Other participants, like Symons, who graduated this year from the program, joined to be a part of a pool they wouldn’t have dipped their toes into otherwise.
“LP opened doors for me I would have never walked through on my own,” Symons said. “I better understand the challenges and opportunities facing Pittsburgh and the role I can play as an engaged member of the community.”
That newly defined role, he explained, forms because of Leadership Pittsburgh’s collaborative vibe.
“For me, the most valuable take away from LP was the opportunity to network with so many people from across the Pittsburgh community in conversations about essential issues in our community,” Symons said. “I engaged in conversations with my colleagues in business, education [and] social service about the growing gap between the rich and the poor, successful public education models, the impact of art and culture on Pittsburgh, government structures [and] the criminal justice system.”
Breslof’s eyes were also opened, and in that process she better understood the power of being a leader.
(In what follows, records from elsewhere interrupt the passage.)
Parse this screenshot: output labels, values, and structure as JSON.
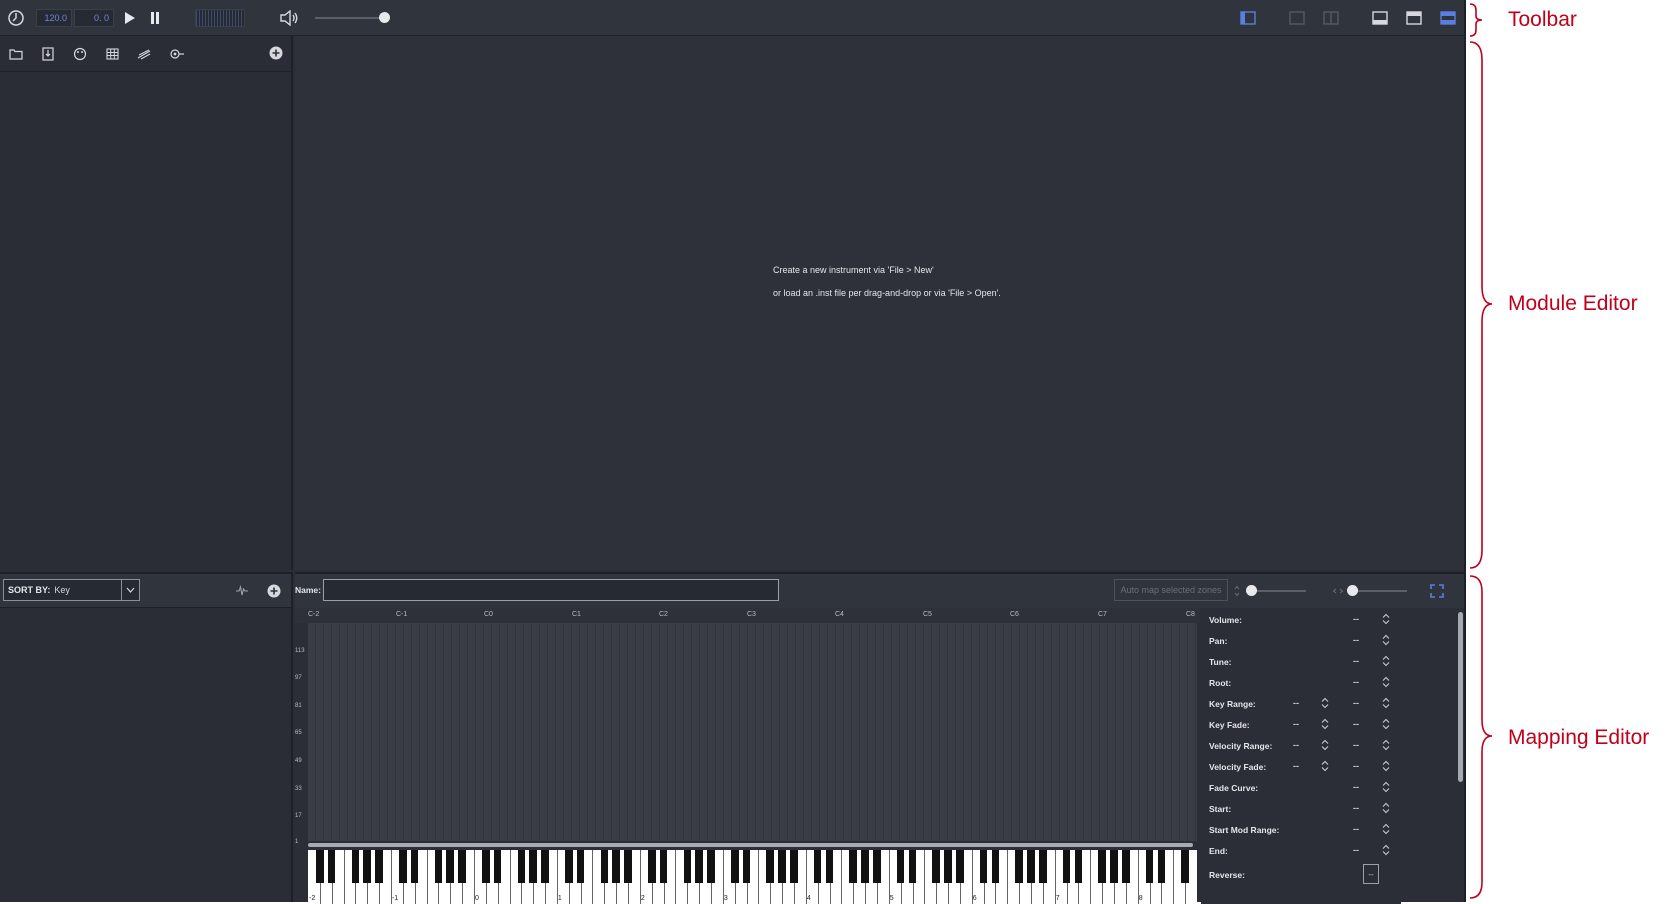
{
  "toolbar": {
    "tempo": "120.0",
    "position": "0. 0"
  },
  "module_editor": {
    "message_line1": "Create a new instrument via 'File > New'",
    "message_line2": "or load an .inst file per drag-and-drop or via 'File > Open'."
  },
  "sort": {
    "label": "SORT BY:",
    "value": "Key"
  },
  "mapping": {
    "name_label": "Name:",
    "name_value": "",
    "automap_label": "Auto map selected zones",
    "octaves": [
      "C-2",
      "C-1",
      "C0",
      "C1",
      "C2",
      "C3",
      "C4",
      "C5",
      "C6",
      "C7",
      "C8"
    ],
    "velocities": [
      "113",
      "97",
      "81",
      "65",
      "49",
      "33",
      "17",
      "1"
    ],
    "keyboard_labels": [
      "-2",
      "-1",
      "0",
      "1",
      "2",
      "3",
      "4",
      "5",
      "6",
      "7",
      "8"
    ],
    "properties": [
      {
        "label": "Volume:",
        "value": "--",
        "range": false
      },
      {
        "label": "Pan:",
        "value": "--",
        "range": false
      },
      {
        "label": "Tune:",
        "value": "--",
        "range": false
      },
      {
        "label": "Root:",
        "value": "--",
        "range": false
      },
      {
        "label": "Key Range:",
        "low": "--",
        "value": "--",
        "range": true
      },
      {
        "label": "Key Fade:",
        "low": "--",
        "value": "--",
        "range": true
      },
      {
        "label": "Velocity Range:",
        "low": "--",
        "value": "--",
        "range": true
      },
      {
        "label": "Velocity Fade:",
        "low": "--",
        "value": "--",
        "range": true
      },
      {
        "label": "Fade Curve:",
        "value": "--",
        "range": false
      },
      {
        "label": "Start:",
        "value": "--",
        "range": false
      },
      {
        "label": "Start Mod Range:",
        "value": "--",
        "range": false
      },
      {
        "label": "End:",
        "value": "--",
        "range": false
      }
    ],
    "reverse_label": "Reverse:",
    "reverse_value": "--"
  },
  "annotations": {
    "toolbar": "Toolbar",
    "module_editor": "Module Editor",
    "mapping_editor": "Mapping Editor"
  },
  "colors": {
    "accent": "#5b7fe0",
    "annotation": "#c0001a",
    "background": "#2b2e36"
  },
  "icons": {
    "toolbar_left": [
      "metronome-icon",
      "play-icon",
      "pause-icon",
      "volume-icon"
    ],
    "toolbar_right": [
      "layout-left-panel-icon",
      "layout-single-icon",
      "layout-split-icon",
      "layout-bottom-panel-icon",
      "layout-top-panel-icon",
      "layout-both-panels-icon"
    ],
    "left_panel": [
      "folder-icon",
      "save-icon",
      "palette-icon",
      "table-icon",
      "effects-icon",
      "modulation-icon",
      "add-icon"
    ]
  }
}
“The motto of ‘we open eyes, minds and doors’ is truly representative of the LP experience,” Breslof, graduate of the 2012 Leadership Pittsburgh cohort, said of the need for Pittsburgh to have true partnerships among business, government, nonprofits and community organizations. “The LP experience opened my eyes to this imperative, opened my mind to my responsibility to be a leader in this effort and opened the door for me to step forward with the knowledge gained in our cohort.”
Graduates take that awakening and run with it, something that Oliphant says is working to put Pittsburgh on the map for cities in the world spotlight.
“We have gained not only national, but also global recognition in areas related to turnaround and livable cities, riverfront revitalization, neighborhood-based economic development and more,” Oliphant said.
But it doesn’t stop there.
“We cannot ignore the disparities in wealth, health and outcomes that continue to plague many of our citizens,” Oliphant said. “The challenge now lies in realizing that critical choices made during these next five years will determine the story that is told in the long run about Pittsburgh and its resilience.”
To come up with solutions, Breslof gives advice to the next Leadership Pittsburgh cohort.
“Commit yourself to one full day per month away from the office, turn off your PDA, don’t check email and don’t take calls,” Breslof said. “Focus on the activity and learning opportunities of the LP day, and take the time to reflect on how it impacts your everyday life. You will be refreshed and inspired by the opportunity you have taken to learn from these sessions, and [you will] return to daily activity with much more purpose.”
Shapira said the change in perspective may not be easy but is necessary.
“My advice for Leadership Pittsburgh applicants is to ensure they are ready to enter the program with open minds and are prepared to learn as well as share their perspective on community challenges,” the 2012 graduate of the program and current board member of Leadership Pittsburgh said. “This open and sometimes challenging discourse is a critical part of developing innovative solutions.”
Applications for the 2015-2016 Leadership Pittsburgh cohort are due on May 1, and Oliphant is seeking those who can mirror the diversity of the city.
“Our region is not monolithic; its leadership should connect with each other and work on issues in such a way that a robust agenda for regional prosperity can emerge and be sustained,” Oliphant said. “It is with this goal in mind that we attempt to create as rich a mix of backgrounds in our cohorts as is possible. Uniqueness of cultural experiences and views when shared can create the groundwork for mutually trusting collaboration for the betterment of the broader community.”
For more information on applying, visit lpinc.org.
Bee Schindler can be reached at email@example.com.